Part 2: Issues in morphological theory

Chapter 5: Alternations: stems and allomorphy
Chapter 6: Morphological semantics
Chapter 7: Affix ordering: motivation and interpretation
Chapter 8: The place of morphology
Chapter 9: The status of paradigms
The second part takes the reader from foundational considerations to the main issues that any theory of morphology must address, and of which linguistic theory more generally must take account. The first two chapters highlight issues surrounding the sign in morphological theory. One deals with phonological representations and their participation in alternations of morphological form; the options for defining such alternations (from the use of indexed stems to the more straightforward appeal to rules of allomorphy) are distinguished and are linked to earlier discussion of the kinds of rules that have been employed in morphological description. The second considers semantic representation, comparing a model-theoretic approach with a more traditional lexical semantic approach. This chapter elucidates the pertinent contributions of Acquaviva (2008), Corbett (1991, 2000), Jackendoff (2010), Lieber (2004), Ojeda (1992) and others, making careful reference to the prior discussion of morphological features in Part One. These chapters are followed by a discussion that explores possible motivations for the ordering of affixes in a morphologically complex expression; integrating the diverse proposals articulated by Manova & Aronoff (2010), Bybee (1985), Hyman (2003), Rice (2006), Stump (2001) and others, the chapter examines pragmatic, semantic, syntactic and phonological determinants of affix ordering as well as purely morphological motivations. Representational issues lead on to a chapter that looks at the place of morphology within the architecture of grammar, comparing various approaches which treat morphology as part of syntax, part of phonology, as an autonomous component or as some combination of these. Part 2 ends with a discussion of paradigms, a structural feature peculiar to morphology and an object of considerable controversy; some theories treat paradigms as purely epiphenomenal while others treat it as an indispensable component of the definition of a language’s morphology. This chapter revisits many of the issues and fundamental ideas discussed earlier, including productivity, the nature of morphological rules, the minimal sign, the motivations of affix ordering and the place of morphology.

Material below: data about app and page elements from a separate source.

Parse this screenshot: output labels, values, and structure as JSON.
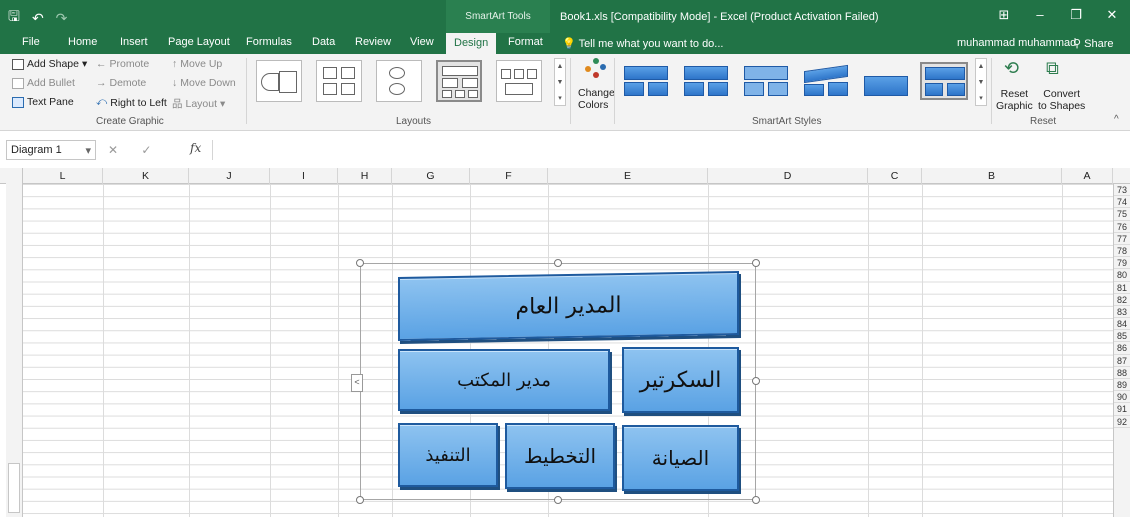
{
  "titlebar": {
    "qat_save": "🖫",
    "qat_undo": "↶",
    "qat_redo": "↷",
    "context_tab": "SmartArt Tools",
    "window_title": "Book1.xls  [Compatibility Mode] - Excel (Product Activation Failed)",
    "ribbon_display": "⊞",
    "minimize": "–",
    "restore": "❐",
    "close": "✕"
  },
  "tabs": {
    "file": "File",
    "home": "Home",
    "insert": "Insert",
    "page_layout": "Page Layout",
    "formulas": "Formulas",
    "data": "Data",
    "review": "Review",
    "view": "View",
    "design": "Design",
    "format": "Format",
    "tell_me": "Tell me what you want to do...",
    "user": "muhammad muhammad",
    "share": "Share"
  },
  "ribbon": {
    "create_graphic": {
      "add_shape": "Add Shape",
      "add_bullet": "Add Bullet",
      "text_pane": "Text Pane",
      "promote": "Promote",
      "demote": "Demote",
      "right_to_left": "Right to Left",
      "move_up": "Move Up",
      "move_down": "Move Down",
      "layout": "Layout",
      "label": "Create Graphic"
    },
    "layouts": {
      "label": "Layouts"
    },
    "change_colors": {
      "line1": "Change",
      "line2": "Colors"
    },
    "styles": {
      "label": "SmartArt Styles"
    },
    "reset": {
      "reset_graphic_1": "Reset",
      "reset_graphic_2": "Graphic",
      "convert_1": "Convert",
      "convert_2": "to Shapes",
      "label": "Reset"
    }
  },
  "formula_bar": {
    "name_box": "Diagram 1",
    "cancel": "✕",
    "enter": "✓",
    "fx": "fx",
    "value": ""
  },
  "columns": [
    "L",
    "K",
    "J",
    "I",
    "H",
    "G",
    "F",
    "E",
    "D",
    "C",
    "B",
    "A"
  ],
  "rows": [
    "73",
    "74",
    "75",
    "76",
    "77",
    "78",
    "79",
    "80",
    "81",
    "82",
    "83",
    "84",
    "85",
    "86",
    "87",
    "88",
    "89",
    "90",
    "91",
    "92"
  ],
  "smartart": {
    "top": "المدير العام",
    "mid_left": "مدير المكتب",
    "mid_right": "السكرتير",
    "bottom_left": "التنفيذ",
    "bottom_mid": "التخطيط",
    "bottom_right": "الصيانة",
    "pane_toggle": "<"
  }
}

Jump to:
Part 1: Foundations of morphological theory
Part 3: Morphological principles
Part 4: Morphological frameworks
Part 5: The role of morphology in theories of phonology and syntax

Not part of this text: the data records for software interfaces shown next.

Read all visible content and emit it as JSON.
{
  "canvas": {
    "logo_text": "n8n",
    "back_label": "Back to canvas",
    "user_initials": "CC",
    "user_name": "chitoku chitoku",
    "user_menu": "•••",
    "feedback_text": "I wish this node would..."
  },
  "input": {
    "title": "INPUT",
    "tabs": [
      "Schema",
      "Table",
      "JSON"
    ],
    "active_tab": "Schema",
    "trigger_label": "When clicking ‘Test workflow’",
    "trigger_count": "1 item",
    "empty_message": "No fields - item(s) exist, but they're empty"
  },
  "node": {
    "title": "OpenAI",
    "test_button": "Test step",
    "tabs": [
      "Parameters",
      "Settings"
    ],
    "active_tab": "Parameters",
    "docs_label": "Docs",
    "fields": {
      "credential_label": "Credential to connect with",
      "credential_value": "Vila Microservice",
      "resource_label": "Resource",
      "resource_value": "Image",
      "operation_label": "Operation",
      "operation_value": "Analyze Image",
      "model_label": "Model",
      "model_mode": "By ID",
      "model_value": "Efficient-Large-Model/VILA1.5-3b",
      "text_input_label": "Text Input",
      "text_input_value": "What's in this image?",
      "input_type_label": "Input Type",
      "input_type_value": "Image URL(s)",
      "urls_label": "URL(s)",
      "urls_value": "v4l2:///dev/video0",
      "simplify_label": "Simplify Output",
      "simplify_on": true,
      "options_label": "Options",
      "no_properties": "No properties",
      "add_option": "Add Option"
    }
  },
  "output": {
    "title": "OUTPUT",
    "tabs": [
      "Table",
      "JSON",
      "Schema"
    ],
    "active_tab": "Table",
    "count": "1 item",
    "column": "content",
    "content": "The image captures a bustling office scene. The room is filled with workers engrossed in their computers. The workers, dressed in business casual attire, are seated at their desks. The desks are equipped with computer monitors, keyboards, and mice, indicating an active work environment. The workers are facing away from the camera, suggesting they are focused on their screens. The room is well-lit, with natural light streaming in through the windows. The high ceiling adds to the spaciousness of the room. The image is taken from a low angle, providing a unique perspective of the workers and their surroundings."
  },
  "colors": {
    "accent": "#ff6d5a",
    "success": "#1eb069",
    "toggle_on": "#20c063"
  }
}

Part 6: Domains for the evaluation of morphological theories
Appendix: Sources and resources for morphological research